What to produce | Report every line of the listing below in which the string "data" appears.

Information |
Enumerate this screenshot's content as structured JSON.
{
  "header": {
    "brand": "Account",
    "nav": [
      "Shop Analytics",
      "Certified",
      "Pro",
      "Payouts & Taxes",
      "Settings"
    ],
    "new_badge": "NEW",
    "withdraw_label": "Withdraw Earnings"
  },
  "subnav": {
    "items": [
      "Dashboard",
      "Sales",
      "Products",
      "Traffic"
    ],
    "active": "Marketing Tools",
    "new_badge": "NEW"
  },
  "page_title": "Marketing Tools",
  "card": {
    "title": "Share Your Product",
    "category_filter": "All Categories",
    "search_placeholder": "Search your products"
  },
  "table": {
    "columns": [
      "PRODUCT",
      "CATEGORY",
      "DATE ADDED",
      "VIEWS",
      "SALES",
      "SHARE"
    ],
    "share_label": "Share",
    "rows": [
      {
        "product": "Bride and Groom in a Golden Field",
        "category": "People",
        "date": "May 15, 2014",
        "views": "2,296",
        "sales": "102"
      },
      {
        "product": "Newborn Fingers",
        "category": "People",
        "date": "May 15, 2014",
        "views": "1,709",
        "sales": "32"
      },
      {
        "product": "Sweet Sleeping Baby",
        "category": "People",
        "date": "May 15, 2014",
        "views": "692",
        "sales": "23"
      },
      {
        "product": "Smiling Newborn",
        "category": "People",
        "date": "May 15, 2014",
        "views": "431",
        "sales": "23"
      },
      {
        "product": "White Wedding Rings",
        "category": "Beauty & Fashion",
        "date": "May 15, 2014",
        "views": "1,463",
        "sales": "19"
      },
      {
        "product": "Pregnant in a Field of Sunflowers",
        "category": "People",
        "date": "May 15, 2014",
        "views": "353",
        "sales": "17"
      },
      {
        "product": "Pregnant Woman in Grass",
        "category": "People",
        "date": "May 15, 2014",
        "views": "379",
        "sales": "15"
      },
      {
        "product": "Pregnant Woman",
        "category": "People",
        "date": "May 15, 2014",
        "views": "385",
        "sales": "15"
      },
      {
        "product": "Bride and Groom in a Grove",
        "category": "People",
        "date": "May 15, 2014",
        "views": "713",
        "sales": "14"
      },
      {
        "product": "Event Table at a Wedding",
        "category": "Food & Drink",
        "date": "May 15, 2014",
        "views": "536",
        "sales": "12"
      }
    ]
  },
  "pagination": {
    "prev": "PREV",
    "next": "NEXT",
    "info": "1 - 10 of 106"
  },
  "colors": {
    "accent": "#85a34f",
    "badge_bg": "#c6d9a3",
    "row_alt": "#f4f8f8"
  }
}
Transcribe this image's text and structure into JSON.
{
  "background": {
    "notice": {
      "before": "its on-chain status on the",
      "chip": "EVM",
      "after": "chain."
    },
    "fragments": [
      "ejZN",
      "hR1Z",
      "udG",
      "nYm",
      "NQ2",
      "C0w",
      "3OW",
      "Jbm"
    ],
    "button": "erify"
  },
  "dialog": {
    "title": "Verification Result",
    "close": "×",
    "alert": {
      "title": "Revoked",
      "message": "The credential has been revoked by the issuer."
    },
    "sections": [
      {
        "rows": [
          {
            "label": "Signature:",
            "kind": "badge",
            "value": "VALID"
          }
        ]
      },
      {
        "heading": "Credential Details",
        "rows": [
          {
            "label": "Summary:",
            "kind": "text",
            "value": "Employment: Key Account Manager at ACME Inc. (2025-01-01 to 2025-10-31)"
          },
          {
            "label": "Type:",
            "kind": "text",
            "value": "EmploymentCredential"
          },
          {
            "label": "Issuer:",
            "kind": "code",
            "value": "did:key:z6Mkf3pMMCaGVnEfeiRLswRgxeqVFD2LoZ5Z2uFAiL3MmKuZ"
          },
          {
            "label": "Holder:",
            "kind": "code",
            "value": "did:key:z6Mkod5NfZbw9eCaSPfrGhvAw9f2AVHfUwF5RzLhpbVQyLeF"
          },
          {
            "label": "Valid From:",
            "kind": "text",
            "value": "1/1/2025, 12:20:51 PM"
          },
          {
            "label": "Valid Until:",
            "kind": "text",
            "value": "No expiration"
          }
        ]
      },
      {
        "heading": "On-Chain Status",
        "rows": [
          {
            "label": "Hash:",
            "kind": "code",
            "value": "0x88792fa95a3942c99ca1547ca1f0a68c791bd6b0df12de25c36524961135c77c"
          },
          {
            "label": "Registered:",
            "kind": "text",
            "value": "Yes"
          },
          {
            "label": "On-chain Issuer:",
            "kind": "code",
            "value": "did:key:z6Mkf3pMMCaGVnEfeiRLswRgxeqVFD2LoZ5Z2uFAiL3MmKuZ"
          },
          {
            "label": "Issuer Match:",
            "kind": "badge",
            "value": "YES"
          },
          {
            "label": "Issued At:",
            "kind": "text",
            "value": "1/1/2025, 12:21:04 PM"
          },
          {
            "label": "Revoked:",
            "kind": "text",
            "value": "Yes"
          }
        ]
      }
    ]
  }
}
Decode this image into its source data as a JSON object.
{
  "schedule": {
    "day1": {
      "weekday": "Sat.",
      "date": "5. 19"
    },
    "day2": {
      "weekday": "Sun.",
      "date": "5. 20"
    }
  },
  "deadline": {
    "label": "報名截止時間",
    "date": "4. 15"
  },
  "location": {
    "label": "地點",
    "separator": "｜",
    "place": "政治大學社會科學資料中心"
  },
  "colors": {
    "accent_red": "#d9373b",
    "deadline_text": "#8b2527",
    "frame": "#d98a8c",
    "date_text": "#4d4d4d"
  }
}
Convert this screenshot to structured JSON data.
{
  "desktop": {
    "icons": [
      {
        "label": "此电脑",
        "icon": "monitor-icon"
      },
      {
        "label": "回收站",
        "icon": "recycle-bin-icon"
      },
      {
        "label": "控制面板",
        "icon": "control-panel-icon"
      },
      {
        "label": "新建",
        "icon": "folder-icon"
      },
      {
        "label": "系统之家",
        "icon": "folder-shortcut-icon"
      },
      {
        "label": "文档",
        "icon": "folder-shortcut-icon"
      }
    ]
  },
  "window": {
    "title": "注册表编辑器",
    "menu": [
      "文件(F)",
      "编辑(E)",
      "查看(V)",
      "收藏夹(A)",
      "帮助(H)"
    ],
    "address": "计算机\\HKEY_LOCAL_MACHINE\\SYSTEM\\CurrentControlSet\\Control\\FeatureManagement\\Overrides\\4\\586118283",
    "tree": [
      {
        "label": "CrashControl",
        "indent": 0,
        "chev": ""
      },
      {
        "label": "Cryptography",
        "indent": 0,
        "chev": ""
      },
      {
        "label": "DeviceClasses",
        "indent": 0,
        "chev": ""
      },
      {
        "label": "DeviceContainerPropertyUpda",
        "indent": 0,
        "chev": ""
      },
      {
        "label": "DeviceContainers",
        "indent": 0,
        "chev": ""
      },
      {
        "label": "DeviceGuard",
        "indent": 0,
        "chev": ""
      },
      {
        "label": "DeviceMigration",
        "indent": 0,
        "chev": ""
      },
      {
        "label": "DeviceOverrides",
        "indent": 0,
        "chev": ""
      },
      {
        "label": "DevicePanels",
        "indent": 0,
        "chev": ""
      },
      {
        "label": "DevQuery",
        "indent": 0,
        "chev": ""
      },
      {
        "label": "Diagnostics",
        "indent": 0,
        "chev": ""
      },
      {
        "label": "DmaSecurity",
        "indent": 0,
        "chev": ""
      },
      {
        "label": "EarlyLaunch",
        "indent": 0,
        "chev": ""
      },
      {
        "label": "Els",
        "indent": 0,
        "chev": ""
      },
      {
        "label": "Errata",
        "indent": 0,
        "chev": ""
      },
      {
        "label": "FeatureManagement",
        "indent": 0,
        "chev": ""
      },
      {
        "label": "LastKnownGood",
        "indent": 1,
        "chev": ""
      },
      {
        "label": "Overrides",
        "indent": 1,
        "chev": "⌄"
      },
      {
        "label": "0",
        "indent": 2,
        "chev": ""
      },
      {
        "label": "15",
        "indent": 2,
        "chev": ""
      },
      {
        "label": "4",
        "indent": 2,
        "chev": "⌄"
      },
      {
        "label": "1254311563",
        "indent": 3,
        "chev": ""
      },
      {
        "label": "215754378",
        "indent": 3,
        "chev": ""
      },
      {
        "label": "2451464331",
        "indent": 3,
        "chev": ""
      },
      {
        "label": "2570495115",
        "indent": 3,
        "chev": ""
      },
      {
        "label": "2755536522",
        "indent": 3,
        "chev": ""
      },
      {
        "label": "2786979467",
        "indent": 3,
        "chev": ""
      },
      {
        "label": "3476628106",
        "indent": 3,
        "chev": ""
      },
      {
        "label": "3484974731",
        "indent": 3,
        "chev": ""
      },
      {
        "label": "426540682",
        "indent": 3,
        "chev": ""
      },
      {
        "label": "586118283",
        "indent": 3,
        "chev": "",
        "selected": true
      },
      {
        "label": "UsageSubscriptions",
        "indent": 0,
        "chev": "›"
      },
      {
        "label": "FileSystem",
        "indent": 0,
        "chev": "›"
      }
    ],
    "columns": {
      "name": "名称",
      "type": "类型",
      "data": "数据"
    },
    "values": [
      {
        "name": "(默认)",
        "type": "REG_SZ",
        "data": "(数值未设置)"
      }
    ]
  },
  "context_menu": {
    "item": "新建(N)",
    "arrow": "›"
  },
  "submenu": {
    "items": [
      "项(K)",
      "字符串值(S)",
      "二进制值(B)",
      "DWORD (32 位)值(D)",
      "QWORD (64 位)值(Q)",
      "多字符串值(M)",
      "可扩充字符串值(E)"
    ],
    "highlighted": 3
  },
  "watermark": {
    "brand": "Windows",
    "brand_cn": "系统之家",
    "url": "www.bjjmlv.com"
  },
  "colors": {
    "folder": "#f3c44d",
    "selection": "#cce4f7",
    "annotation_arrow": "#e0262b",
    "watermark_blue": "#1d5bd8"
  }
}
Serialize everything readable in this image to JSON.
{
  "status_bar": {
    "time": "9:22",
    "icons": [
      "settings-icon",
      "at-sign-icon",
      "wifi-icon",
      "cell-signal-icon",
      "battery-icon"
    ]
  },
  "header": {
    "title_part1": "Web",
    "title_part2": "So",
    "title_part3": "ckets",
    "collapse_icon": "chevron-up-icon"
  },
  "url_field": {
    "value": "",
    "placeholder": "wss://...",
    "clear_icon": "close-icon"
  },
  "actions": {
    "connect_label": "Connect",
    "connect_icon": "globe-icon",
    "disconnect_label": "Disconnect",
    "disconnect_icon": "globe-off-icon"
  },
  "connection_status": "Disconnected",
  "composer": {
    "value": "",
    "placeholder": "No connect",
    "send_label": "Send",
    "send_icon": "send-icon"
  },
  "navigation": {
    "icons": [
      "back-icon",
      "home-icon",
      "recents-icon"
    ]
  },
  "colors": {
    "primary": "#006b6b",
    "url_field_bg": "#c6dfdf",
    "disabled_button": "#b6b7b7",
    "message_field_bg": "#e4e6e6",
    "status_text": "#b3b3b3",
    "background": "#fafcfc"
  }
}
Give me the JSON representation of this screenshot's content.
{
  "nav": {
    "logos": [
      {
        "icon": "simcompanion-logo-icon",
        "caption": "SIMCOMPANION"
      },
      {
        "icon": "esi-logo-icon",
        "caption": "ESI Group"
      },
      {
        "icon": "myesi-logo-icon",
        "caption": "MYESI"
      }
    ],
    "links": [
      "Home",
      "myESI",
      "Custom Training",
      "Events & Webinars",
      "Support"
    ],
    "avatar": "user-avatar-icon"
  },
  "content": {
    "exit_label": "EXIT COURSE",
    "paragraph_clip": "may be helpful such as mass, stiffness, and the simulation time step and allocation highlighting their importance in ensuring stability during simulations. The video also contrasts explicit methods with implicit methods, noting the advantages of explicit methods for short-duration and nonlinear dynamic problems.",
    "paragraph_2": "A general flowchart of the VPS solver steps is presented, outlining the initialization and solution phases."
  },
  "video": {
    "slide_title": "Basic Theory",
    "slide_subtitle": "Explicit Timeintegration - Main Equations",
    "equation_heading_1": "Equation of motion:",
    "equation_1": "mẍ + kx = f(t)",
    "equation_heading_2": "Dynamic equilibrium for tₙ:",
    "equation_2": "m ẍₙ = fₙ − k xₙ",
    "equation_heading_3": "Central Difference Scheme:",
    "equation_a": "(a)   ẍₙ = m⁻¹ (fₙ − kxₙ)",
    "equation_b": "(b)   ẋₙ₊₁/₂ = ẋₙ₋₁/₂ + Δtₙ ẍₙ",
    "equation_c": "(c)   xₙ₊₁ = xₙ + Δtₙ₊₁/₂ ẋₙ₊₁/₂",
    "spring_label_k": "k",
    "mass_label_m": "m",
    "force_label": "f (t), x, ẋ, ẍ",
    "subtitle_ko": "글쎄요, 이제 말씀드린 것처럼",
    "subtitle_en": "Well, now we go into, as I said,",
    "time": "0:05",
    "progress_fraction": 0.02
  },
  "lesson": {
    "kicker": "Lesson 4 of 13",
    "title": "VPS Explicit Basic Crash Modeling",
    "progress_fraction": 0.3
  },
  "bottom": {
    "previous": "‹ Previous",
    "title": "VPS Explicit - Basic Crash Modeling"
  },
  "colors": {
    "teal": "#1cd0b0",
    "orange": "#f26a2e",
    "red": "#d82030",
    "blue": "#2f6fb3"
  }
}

Task solution |
Decode this image into its source data as a JSON object.
Convert this screenshot to structured JSON data.
      "data": "数据"
        "data": "(数值未设置)"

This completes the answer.